A type of bee that was believed to have been extinct for nearly a century has been found again in Britain. It is scientifically called andrena polita but it is also known as the “Maidstone bee” because it was only ever witnessed in the Medway Valley located north of Maidstone, England. A small population of the bee was discovered by entomologist Dr. Grant Hazlehurst in Trosley Country Park close to the village of Vigo while he was performing a survey for Kent County Council (KCC).
The bee hasn’t been spotted since back in the 1930s and was presumed extinct although they were probably around but in very small numbers as explained by Dr. Hazlehurst, “It hasn’t been seen in Britain since 1934 and it was assumed to be extinct.” “It had continued to be found in Europe but it was rare.” “What’s interesting here is that presumably it’s been present all these years but only with a very small population.” “As far as I can tell it’s only in one specific location, so it’s right on the edge of extinction.”
Maidstone bees are a type of mining bees that are around from the late part of May to early August. They measure between 10 and 14 millimeters in length. They build their nests in underground tunnels and they don’t live in colonies.

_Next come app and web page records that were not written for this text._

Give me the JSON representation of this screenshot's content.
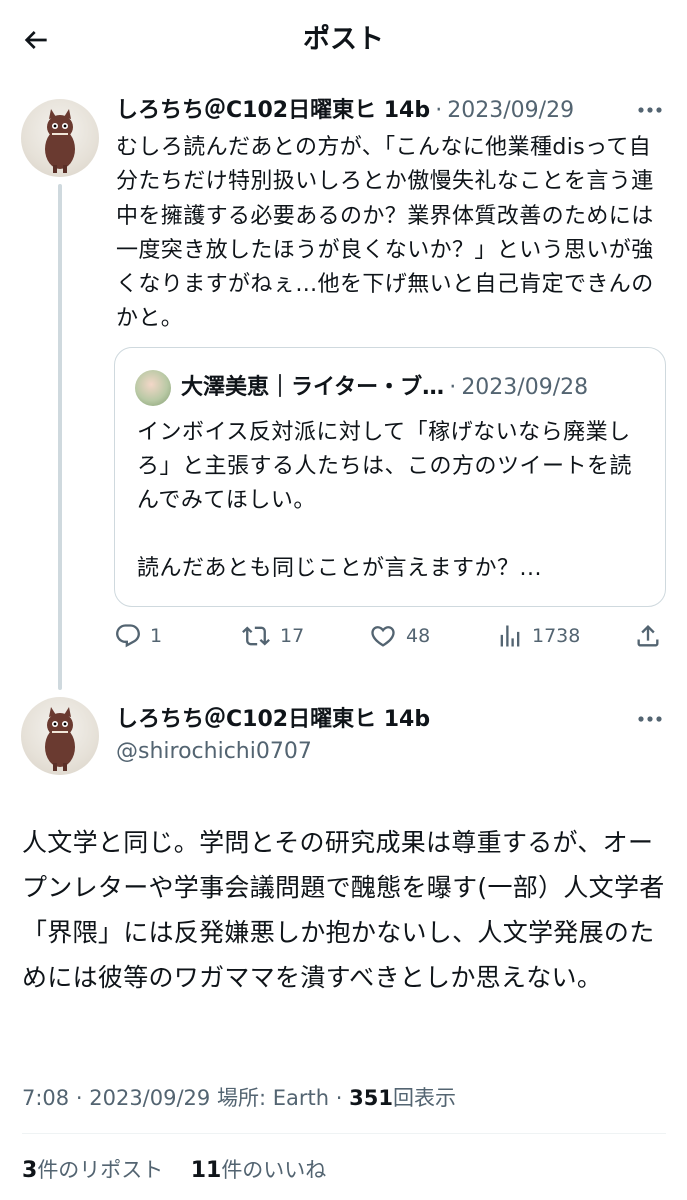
{
  "header": {
    "title": "ポスト"
  },
  "tweet1": {
    "display_name": "しろちち＠C102日曜東ヒ 14b",
    "separator": "·",
    "date": "2023/09/29",
    "text": "むしろ読んだあとの方が、「こんなに他業種disって自分たちだけ特別扱いしろとか傲慢失礼なことを言う連中を擁護する必要あるのか？業界体質改善のためには一度突き放したほうが良くないか？」という思いが強くなりますがねぇ…他を下げ無いと自己肯定できんのかと。",
    "quote": {
      "display_name": "大澤美恵｜ライター・ブ…",
      "separator": "·",
      "date": "2023/09/28",
      "text_1": "インボイス反対派に対して「稼げないなら廃業しろ」と主張する人たちは、この方のツイートを読んでみてほしい。",
      "text_2": "読んだあとも同じことが言えますか？..."
    },
    "actions": {
      "replies": "1",
      "reposts": "17",
      "likes": "48",
      "views": "1738"
    }
  },
  "tweet2": {
    "display_name": "しろちち＠C102日曜東ヒ 14b",
    "handle": "@shirochichi0707",
    "text": "人文学と同じ。学問とその研究成果は尊重するが、オープンレターや学事会議問題で醜態を曝す(一部）人文学者「界隈」には反発嫌悪しか抱かないし、人文学発展のためには彼等のワガママを潰すべきとしか思えない。",
    "meta": {
      "time": "7:08",
      "sep1": "·",
      "date": "2023/09/29",
      "location_label": "場所:",
      "location": "Earth",
      "sep2": "·",
      "views": "351",
      "views_label": "回表示"
    },
    "stats": {
      "reposts": "3",
      "reposts_label": "件のリポスト",
      "likes": "11",
      "likes_label": "件のいいね"
    }
  },
  "colors": {
    "text": "#0f1419",
    "secondary": "#536471",
    "border": "#cfd9de"
  },
  "icons": [
    "back-arrow-icon",
    "more-icon",
    "reply-icon",
    "repost-icon",
    "like-icon",
    "views-icon",
    "share-icon"
  ]
}
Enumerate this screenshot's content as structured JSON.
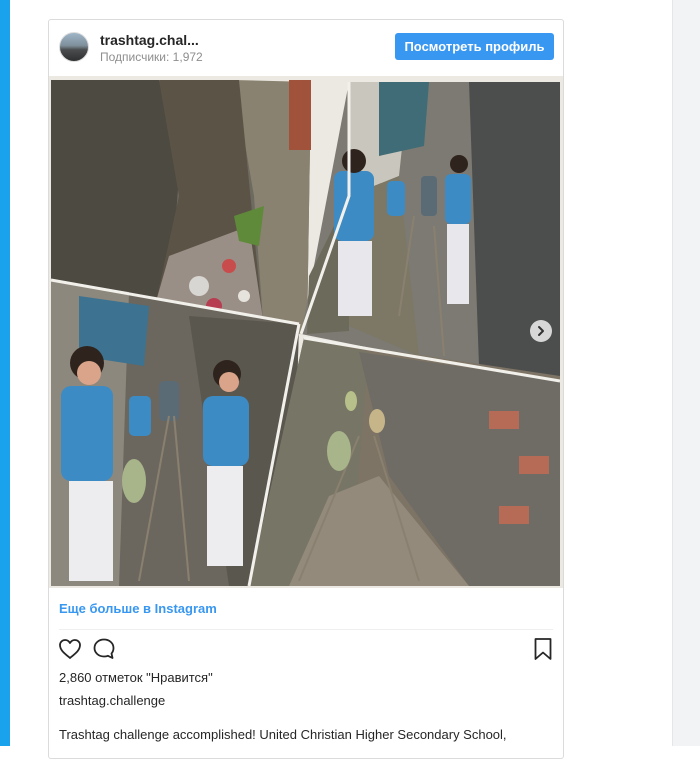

They collect pollen from asteraceae flowers which include daisies and sunflowers (the bees like chicory, hawkweed, hawkbit, and cat’s-ear). They are not aggressive and will only sting a human if they are threatening their nests.
These bees are in desperate need for protection as Dr. Hazlehurst noted, “KCC are doing a great job at Trosley, but if you get a bad winter or a fire it could knock out the population.” Furthermore, if someone was to put a honey bee hive near the nest of Maidstone bees, it could have devastating results as “…There’s a growing concern about honey bees and their impact on indigenous bees; one because they carry viruses, and secondly they out-compete anything else.”
He went on to say, “This is something which was presumed to be extinct and which might well be again in a couple of years.” Let’s hope that the Maidstone bee will continue to increase in numbers and eventually thrive in populations.
A picture of the Maidstone bee can be seen here.